In some places, architectural devices made outdoor views more private. A deep, square bay window in the second-floor bedroom frames a view of the garden while screening the view to the neighbors on each side. An oversize column extends through the glass exterior wall on the back of the house to shield the view of the neighbors’ yards.

John O’Connor owns Basis Design Build (www.basisdesignbuild.com) in Toronto, Ont., Canada.

With neighbors as close as 18 in. on both sides of the house, the new addition and its windows were located to maximize views and natural lighting without sacrificing privacy. The addition is set back so that the cottage roof blocks unwanted views both into and out of the house. Hiding the tall new home retains the character of the neighborhood and offers sanctuary from the busy city street.

One large window draws sunlight for two floors.Two stories of glass on a south-facing wall fill the first-floor dining and living area and the second-storey bedroom with sunlight. The sliding-glass doors and large window also extend views to the courtyard and tree-tops without sacrificing privacy.

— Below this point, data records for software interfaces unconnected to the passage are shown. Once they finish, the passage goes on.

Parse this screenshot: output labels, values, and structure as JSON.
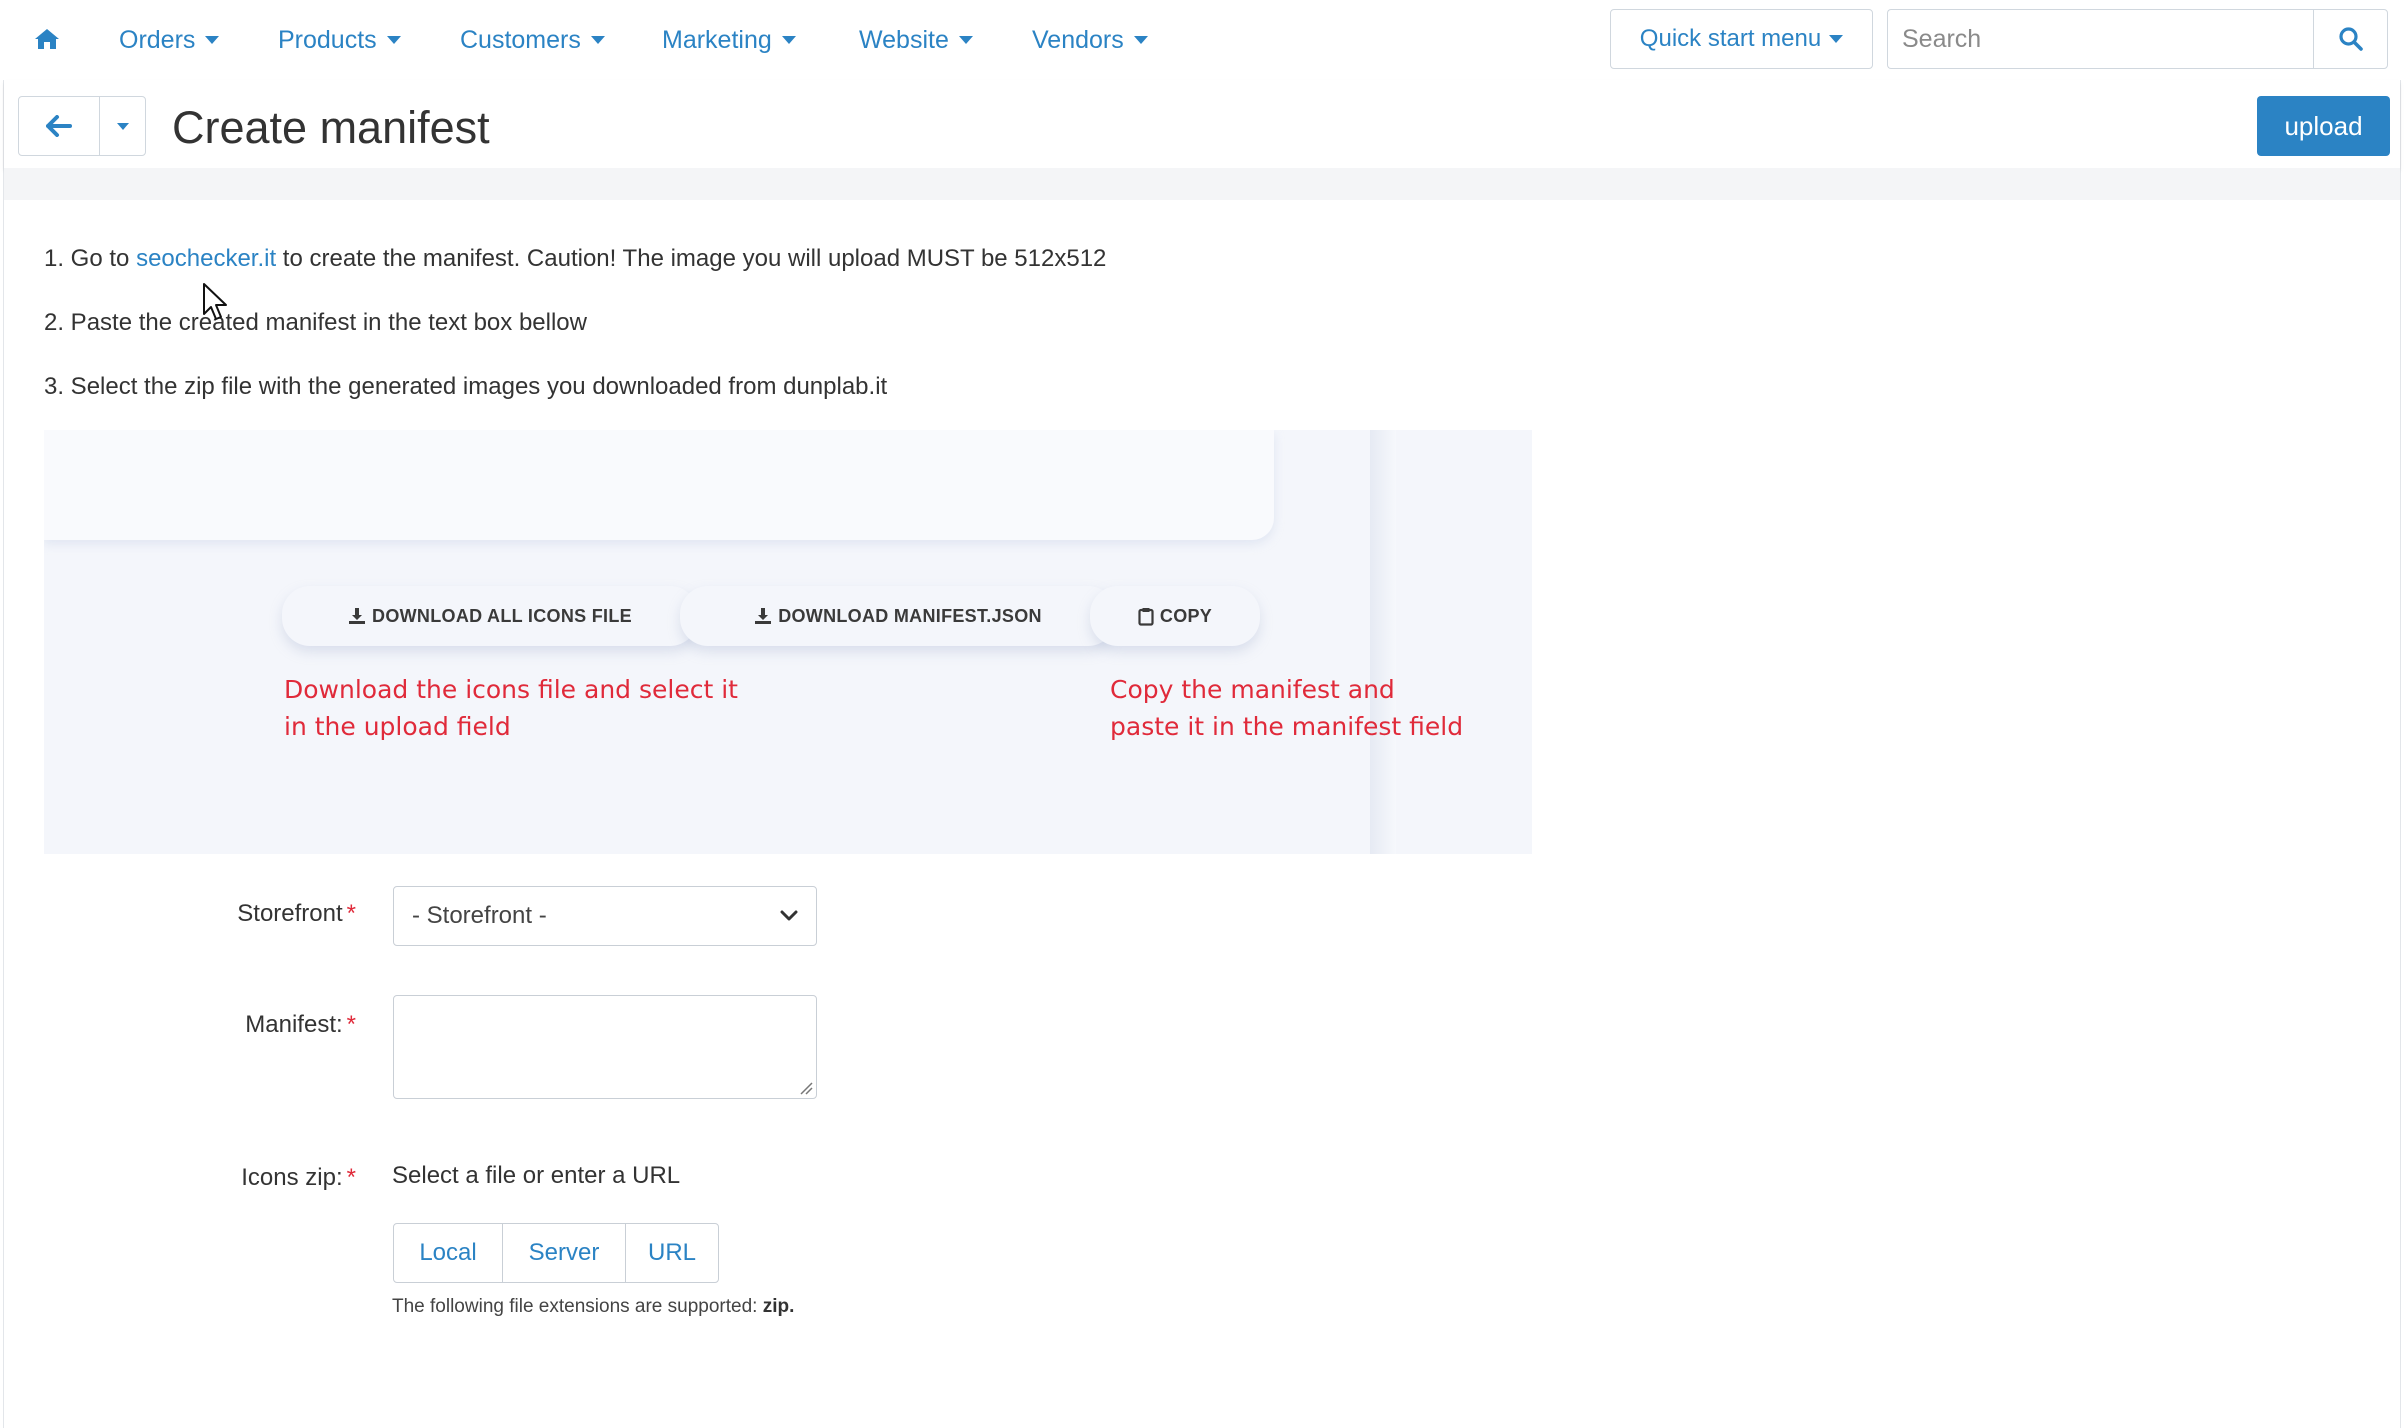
{
  "nav": {
    "items": [
      {
        "label": "Orders"
      },
      {
        "label": "Products"
      },
      {
        "label": "Customers"
      },
      {
        "label": "Marketing"
      },
      {
        "label": "Website"
      },
      {
        "label": "Vendors"
      }
    ],
    "quick_start_label": "Quick start menu",
    "search_placeholder": "Search"
  },
  "header": {
    "title": "Create manifest",
    "upload_label": "upload"
  },
  "instructions": {
    "line1_prefix": "1. Go to ",
    "line1_link": "seochecker.it",
    "line1_suffix": " to create the manifest. Caution! The image you will upload MUST be 512x512",
    "line2": "2. Paste the created manifest in the text box bellow",
    "line3": "3. Select the zip file with the generated images you downloaded from dunplab.it"
  },
  "example_image": {
    "btn_download_icons": "DOWNLOAD ALL ICONS FILE",
    "btn_download_manifest": "DOWNLOAD MANIFEST.JSON",
    "btn_copy": "COPY",
    "note_left_1": "Download the icons file and select it",
    "note_left_2": "in the upload field",
    "note_right_1": "Copy the manifest and",
    "note_right_2": "paste it in the manifest field"
  },
  "form": {
    "storefront_label": "Storefront",
    "storefront_value": "- Storefront -",
    "manifest_label": "Manifest:",
    "icons_label": "Icons zip:",
    "required_mark": "*",
    "file_hint": "Select a file or enter a URL",
    "file_sources": [
      "Local",
      "Server",
      "URL"
    ],
    "ext_prefix": "The following file extensions are supported: ",
    "ext_value": "zip."
  },
  "colors": {
    "accent": "#2b83c4",
    "required": "#e02a3a",
    "note_red": "#e02a3a"
  },
  "icons": {
    "home": "home-icon",
    "search": "search-icon",
    "back": "arrow-left-icon",
    "download": "download-icon",
    "copy": "clipboard-icon",
    "cursor": "mouse-pointer-icon"
  }
}
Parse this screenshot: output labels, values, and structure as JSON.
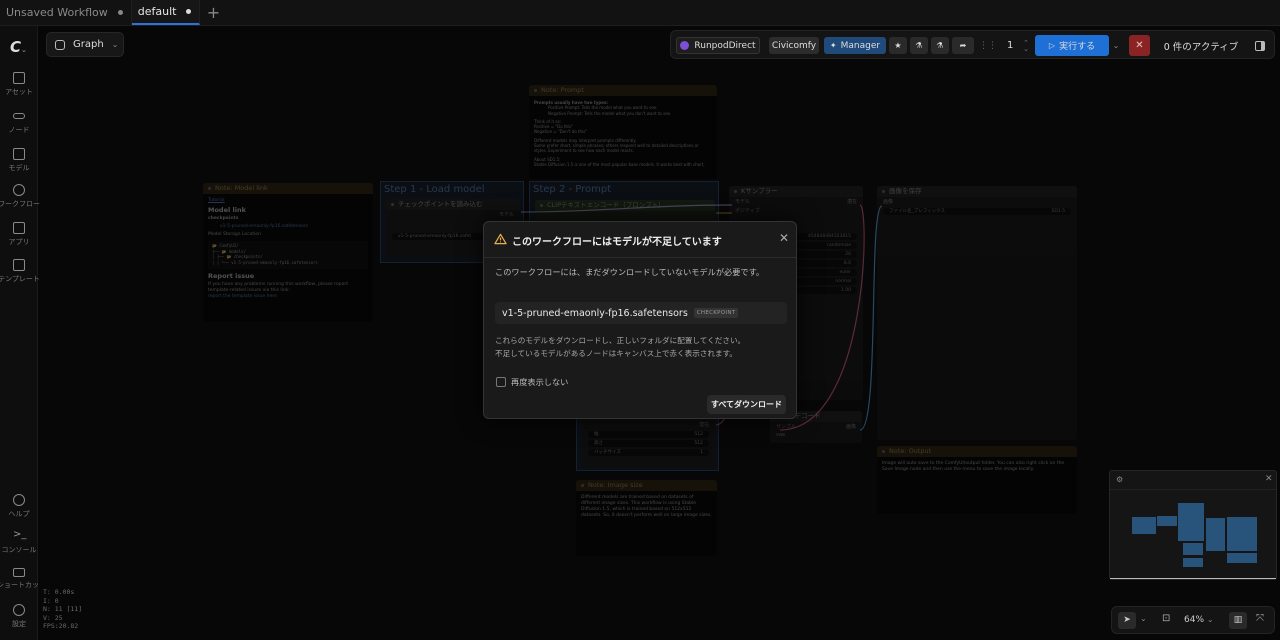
{
  "tabs": [
    {
      "label": "Unsaved Workflow",
      "active": false
    },
    {
      "label": "default",
      "active": true
    }
  ],
  "graph_menu": {
    "label": "Graph"
  },
  "sidebar": {
    "items": [
      {
        "label": "アセット",
        "icon": "assets-icon"
      },
      {
        "label": "ノード",
        "icon": "node-icon"
      },
      {
        "label": "モデル",
        "icon": "model-icon"
      },
      {
        "label": "ワークフロー",
        "icon": "workflow-icon"
      },
      {
        "label": "アプリ",
        "icon": "app-icon"
      },
      {
        "label": "テンプレート",
        "icon": "template-icon"
      },
      {
        "label": "ヘルプ",
        "icon": "help-icon"
      },
      {
        "label": "コンソール",
        "icon": "console-icon"
      },
      {
        "label": "ショートカット",
        "icon": "keyboard-icon"
      },
      {
        "label": "設定",
        "icon": "settings-icon"
      }
    ]
  },
  "stats": [
    "T: 0.00s",
    "I: 0",
    "N: 11 [11]",
    "V: 25",
    "FPS:20.82"
  ],
  "toolbar": {
    "runpod_label": "RunpodDirect",
    "civicomfy_label": "Civicomfy",
    "manager_label": "Manager",
    "queue_count": "1",
    "run_label": "実行する",
    "active_label": "0 件のアクティブ"
  },
  "nodes": {
    "note_prompt": {
      "title": "Note: Prompt",
      "lines": [
        "Prompts usually have two types:",
        "Positive Prompt: Tells the model what you want to see.",
        "Negative Prompt: Tells the model what you don't want to see.",
        "Think of it as:",
        "Positive = \"Do this\"",
        "Negative = \"Don't do this\"",
        "Different models may interpret prompts differently.",
        "Some prefer short, simple phrases; others respond well to detailed descriptions or styles. Experiment to see how each model reacts.",
        "About SD1.5:",
        "Stable Diffusion 1.5 is one of the most popular base models. It works best with short,"
      ]
    },
    "note_model": {
      "title": "Note: Model link",
      "tutorial": "Tutorial",
      "heading": "Model link",
      "sub": "checkpoints",
      "link": "v1-5-pruned-emaonly-fp16.safetensors",
      "storage": "Model Storage Location",
      "tree": [
        "📂 ComfyUI/",
        "├── 📂 models/",
        "│   ├── 📂 checkpoints/",
        "│   │   └── v1-5-pruned-emaonly-fp16.safetensors"
      ],
      "report_heading": "Report issue",
      "report_text": "If you have any problems running this workflow, please report template-related issues via this link:",
      "report_link": "report the template issue here"
    },
    "step1": {
      "title": "Step 1 - Load model",
      "node": "チェックポイントを読み込む",
      "out": "モデル",
      "value": "v1-5-pruned-emaonly-fp16.safet"
    },
    "step2": {
      "title": "Step 2 - Prompt",
      "node": "CLIPテキストエンコード（プロンプト）"
    },
    "ksampler": {
      "title": "Kサンプラー",
      "in_model": "モデル",
      "in_pos": "ポジティブ",
      "out": "潜在",
      "values": [
        "454848484323815",
        "randomize",
        "20",
        "8.0",
        "euler",
        "normal",
        "1.00"
      ]
    },
    "save": {
      "title": "画像を保存",
      "in": "画像",
      "prefix_label": "ファイル名_プレフィックス",
      "prefix_value": "SD1.5"
    },
    "vae": {
      "title": "VAEデコード",
      "in1": "サンプル",
      "in2": "vae",
      "out": "画像"
    },
    "latent": {
      "out": "潜在",
      "rows": [
        {
          "k": "幅",
          "v": "512"
        },
        {
          "k": "高さ",
          "v": "512"
        },
        {
          "k": "バッチサイズ",
          "v": "1"
        }
      ]
    },
    "note_output": {
      "title": "Note: Output",
      "text": "Image will auto save to the ComfyUI/output folder. You can also right click on the Save Image node and then use the menu to save the image locally."
    },
    "note_image": {
      "title": "Note: Image size",
      "text": "Different models are trained based on datasets of different image sizes. This workflow is using Stable Diffusion 1.5, which is trained based on 512x512 datasets. So, it doesn't perform well on large image sizes."
    }
  },
  "dialog": {
    "title": "このワークフローにはモデルが不足しています",
    "description": "このワークフローには、まだダウンロードしていないモデルが必要です。",
    "model_name": "v1-5-pruned-emaonly-fp16.safetensors",
    "badge": "CHECKPOINT",
    "info1": "これらのモデルをダウンロードし、正しいフォルダに配置してください。",
    "info2": "不足しているモデルがあるノードはキャンバス上で赤く表示されます。",
    "checkbox_label": "再度表示しない",
    "download_all": "すべてダウンロード"
  },
  "zoom": "64%"
}
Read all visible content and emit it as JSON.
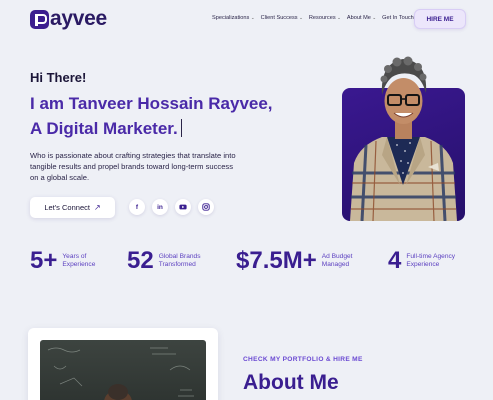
{
  "header": {
    "logo_text": "ayvee",
    "nav": [
      {
        "label": "Specializations",
        "has_dropdown": true
      },
      {
        "label": "Client Success",
        "has_dropdown": true
      },
      {
        "label": "Resources",
        "has_dropdown": true
      },
      {
        "label": "About Me",
        "has_dropdown": true
      },
      {
        "label": "Get In Touch",
        "has_dropdown": true
      }
    ],
    "hire_button": "HIRE ME"
  },
  "hero": {
    "greeting": "Hi There!",
    "headline_line1": "I am Tanveer Hossain Rayvee,",
    "headline_line2": "A Digital Marketer.",
    "intro": "Who is passionate about crafting strategies that translate into tangible results and propel brands toward long-term success on a global scale.",
    "connect_button": "Let's Connect",
    "socials": [
      {
        "name": "facebook",
        "glyph": "f"
      },
      {
        "name": "linkedin",
        "glyph": "in"
      },
      {
        "name": "youtube",
        "glyph": ""
      },
      {
        "name": "instagram",
        "glyph": ""
      }
    ]
  },
  "stats": [
    {
      "value": "5+",
      "label_line1": "Years of",
      "label_line2": "Experience"
    },
    {
      "value": "52",
      "label_line1": "Global Brands",
      "label_line2": "Transformed"
    },
    {
      "value": "$7.5M+",
      "label_line1": "Ad Budget",
      "label_line2": "Managed"
    },
    {
      "value": "4",
      "label_line1": "Full-time Agency",
      "label_line2": "Experience"
    }
  ],
  "about": {
    "kicker": "CHECK MY PORTFOLIO & HIRE ME",
    "title": "About Me"
  },
  "colors": {
    "primary": "#3a1e90",
    "accent": "#4a2aa8",
    "background": "#eef0f6",
    "card": "#2a1270"
  }
}
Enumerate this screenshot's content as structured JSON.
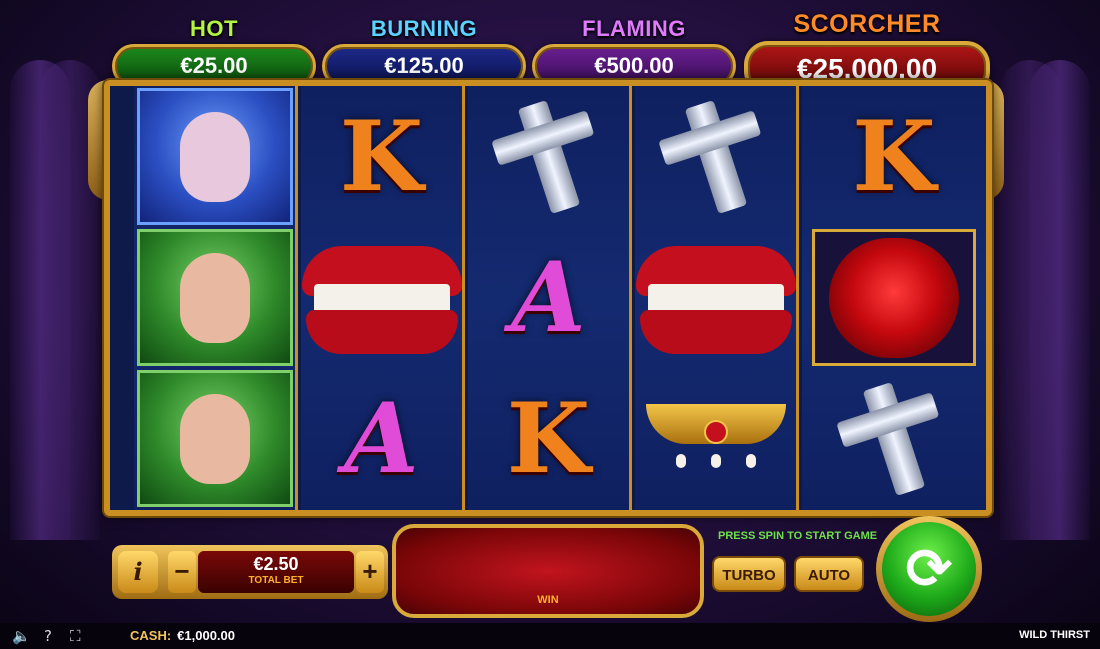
{
  "jackpots": [
    {
      "label": "HOT",
      "value": "€25.00"
    },
    {
      "label": "BURNING",
      "value": "€125.00"
    },
    {
      "label": "FLAMING",
      "value": "€500.00"
    },
    {
      "label": "SCORCHER",
      "value": "€25,000.00"
    }
  ],
  "reels": [
    [
      "vampire-woman",
      "hero-man",
      "hero-man"
    ],
    [
      "K",
      "vampire-lips",
      "A"
    ],
    [
      "silver-cross",
      "A",
      "K"
    ],
    [
      "silver-cross",
      "vampire-lips",
      "gold-necklace"
    ],
    [
      "K",
      "red-rose",
      "silver-cross"
    ]
  ],
  "bet": {
    "info_label": "i",
    "minus_label": "−",
    "plus_label": "+",
    "amount": "€2.50",
    "label": "TOTAL BET"
  },
  "win": {
    "label": "WIN"
  },
  "controls": {
    "press_spin": "PRESS SPIN TO START GAME",
    "turbo": "TURBO",
    "auto": "AUTO",
    "spin_glyph": "⟳"
  },
  "footer": {
    "cash_label": "CASH:",
    "cash_value": "€1,000.00",
    "game_name": "WILD THIRST",
    "sound_icon": "🔈",
    "help_icon": "?",
    "fullscreen_icon": "⛶"
  },
  "colors": {
    "hot": "#1c8a1c",
    "burning": "#1d2a8a",
    "flaming": "#6a1f90",
    "scorcher": "#b01616",
    "frame_gold": "#c98f22",
    "spin_green": "#1eaa1a"
  }
}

Low-voltage fixtures lend the sun a hand.
Sunlight warms the kitchen through a long skylight, and the living areas through lots of glass doors and windows. Flush-mounted fixtures add task lighting, accent lighting, and guiding light, as in the hallway baseboards.

Daylighting in the shower?
The sandblasted-glass exterior wall and teak plank floor give the feel of an outdoor shower. For a soak, lift up the floor to access a full tub.

The studio and office get street-front priority. And the three-storey residence is set back for privacy. The kitchen is a portal between them. Without doors between these areas, the whole first floor is public space. The second-floor bedroom and third-floor retreat make up the private portions of the house, though they are planned carefully to maximize outdoor views.

I always have been interested in incorporating metal details into my designs. Metal is solid and durable, and it gives permanence to the sometimes temporary aspect of wood-frame construction. Metal is also a great counterpoint to wood and other warm building materials. In this house, metal is used as an applied finish-stainless steel in the kitchen backsplash and courtyard fence, and Galvalume for the parapet walls-and as functional details. The handrails are round and square metal tubes. The perforated bookshelf panels provide a rigid surface while allowing views and light to pass through.

The installation details and finishes for metalwork are unfamiliar to many builders, so it is best that the craftsman who made the metal detail also be there to install it. In Toronto, we are lucky to have a wealth of specialized craftsmen from around the world. The best part of my job is designing and building unique architectural elements with people who are passionate about their craft.

From the backyard, a modern residence is revealed
The three-storey home, privacy fences, and gardens shelter the outdoor space from the urban surroundings. The waterfall staircase is fun and functional. A modern version of a bay window frames a limited view from the master bedroom. Bottom-up shades allow you to close part of a window without blocking sunlight.